Only after answering these three questions can a firm can tackle the all-important final challenge: "How can we best invest our limited security budget to maximize our defenses against the highest priority threats and minimize enterprise risk?"

There is a reason firms have not taken this seemingly common-sense approach to addressing data security. While the above approach is straightforward enough, it requires significant collaboration by multiple stakeholders. In short, it recognizes that data security is more than just an IT problem.

Connecting IT to Law Firm Priorities

Certainly, a firm's IT personnel understand generally that client data must be protected. But how many understand why? Or what types of client data are most sensitive?

Even IT staff with strong security backgrounds might have a difficult time answering these questions. Painting a full picture of data risk therefore necessitates input from lawyers, managers and other professional staff in addition to IT. However, most firms do not have the luxury of dedicating staff to threat intelligence research. Certainly, many subscribe to threat intelligence services or feeds, but most of those services do not provide sufficient contextual information to allow a firm to discern which of the threats pose the most risk to their data.

The key to understanding and assessing threats is to include internal experts who really understand the various types of data in the firms possession and then facilitating a process to identify the most likely threats to each data type. For instance, a law firm that possesses sensitive IP data belonging to major technology manufacturing clients definitely must be concerned about hackers attempting to steal that data. Meanwhile, a firm that handles a lot of large employment matters may not be as concerned about hackers and should instead be more focused on accidental exposures of personally identifiable information.

Identifying Vulnerabilities

The final piece in the risk profile puzzle involves identifying vulnerabilities that create risks. Most firms engage in some type of vulnerability testing, but often such assessments are purely technical in nature and are conducted by outside entities without knowing the firm's systems-- or where critical data resides.

To get the most out of a vulnerability assessment, the assessor should focus on what could expose the firm to the specific threats identified. The assessment should go beyond identifying technical vulnerabilities such as unpatched servers or open firewall ports and look more deeply at policies, procedures, and user behavior that can heighten exposure to attacks such as email phishing and other social engineering tactics.

In addition, for many firms, vendor vulnerabilities are the wildcard in defining a risk profile. It is critical for firms to identify vendors that process, store or have access to critical firm and client data.

Designing an Enhanced Security Program

Once these questions have been answered, a firm will have a solid foundation upon which to build an enhanced security program. It is only at this point that firms should go shopping for the right mix of people and technology to go along with the process they have developed.

Many firms will decide that managing all aspects of data security using internal resources is impractical, and will opt to seek outside assistance in managing security.
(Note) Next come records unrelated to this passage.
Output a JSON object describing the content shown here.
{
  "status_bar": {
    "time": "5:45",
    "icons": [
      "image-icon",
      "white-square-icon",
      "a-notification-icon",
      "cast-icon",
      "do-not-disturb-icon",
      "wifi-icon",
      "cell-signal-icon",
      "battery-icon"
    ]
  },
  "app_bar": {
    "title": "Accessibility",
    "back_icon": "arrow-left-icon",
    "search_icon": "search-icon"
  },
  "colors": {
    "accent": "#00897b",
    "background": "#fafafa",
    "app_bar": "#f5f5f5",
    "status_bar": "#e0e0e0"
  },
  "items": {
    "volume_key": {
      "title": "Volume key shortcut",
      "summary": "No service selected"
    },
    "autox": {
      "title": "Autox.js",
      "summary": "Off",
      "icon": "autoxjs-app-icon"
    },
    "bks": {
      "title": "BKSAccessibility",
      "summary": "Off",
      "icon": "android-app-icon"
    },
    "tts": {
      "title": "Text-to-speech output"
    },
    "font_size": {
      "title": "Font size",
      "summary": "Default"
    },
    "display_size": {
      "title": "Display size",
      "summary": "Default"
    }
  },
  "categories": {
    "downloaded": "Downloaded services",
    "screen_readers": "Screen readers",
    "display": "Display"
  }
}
This is a sensible approach-- so long as the firm's risk profile has been properly defined in advance and outsourcing risks properly evaluated.

In the end, the law firm's Executive Committee and CIO should consider whether they are prepared to respond to a hypothetical loss or inadvertent disclosure of confidential client data. The firm would be in a much better position to defend itself and respond to the client (and potentially regulators or law enforcement) if it could establish that it had undertaken a thorough and comprehensive review of the firm's technology systems, policies, and procedures. If those data protection systems have been validated by experienced third party experts, so much the better.

Not only would such a comprehensive cyber risk review and third-party validation be useful in confronting the hypothetical loss of confidential client data, but being proactive about such a review would also gives the law firm a true competitive advantage with the large corporate clients who are similarly grappling with the challenges of cybersecurity.